Directors Cihan Saral and Jack Gow set about “creating a show free of some of the more formulaic approaches to Revues”. as the show commences with God’s (Jack Gow) nasal twang reciting a slightly altered version of the Christian Creation myth, the audience wonders what the creators of On the Eighth Day, God Created the Arts Revue (and flightless birds) have in store for them.
From the outset it is clear that long favoured revue tropes have given way for a set of characters that are often dark and always awkward. If you had not ventured out for a night of black comedy and elongated silences, then you might have been disappointed.
The opening half of the show struggles to build momentum. The ‘Man with the Second Longest Fingernails in the World’ is hilarious as Sam Brewer tries to make breakfast, and Jack Ballhausen is excellent as a singing Hannibal Lecter. However long transitions between scenes, and a couple of overlong sketches, leave the performance feeling occasionally laboured.
The sketches following the interval are in possession of renewed energy and excellent comic timing. The ‘Spanish Scene’ which features Pan from Pan’s Labyrinth as part of a Mariachi Band is an audience favourite. So too is an infantile Bond Villain astride a tricycle who leaves the audience in stitches as she repeatedly circles the stage on her trike. The silence is punctuated only by the squeaking of her bike and the gales of laughter coming from the audience.
Whilst the show had its flaws, if you came to Arts Revue wanting an absurd, awkward and at times alienating series of sketches, you were not disappointed.
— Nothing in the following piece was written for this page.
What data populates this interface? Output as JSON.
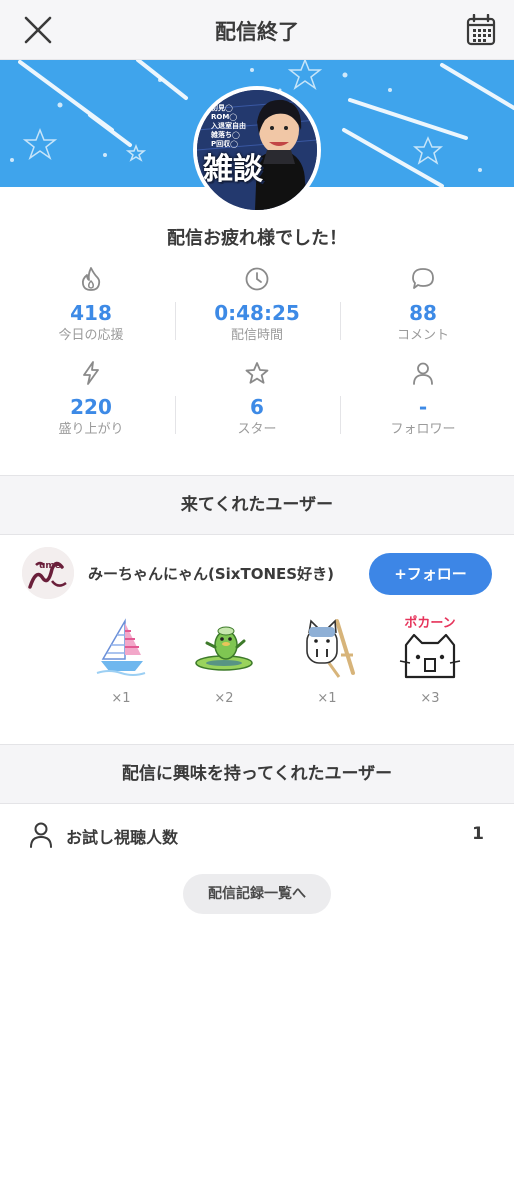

The massive York Theatre was, more often than not, filled by the sound of a laughing and cheering audience.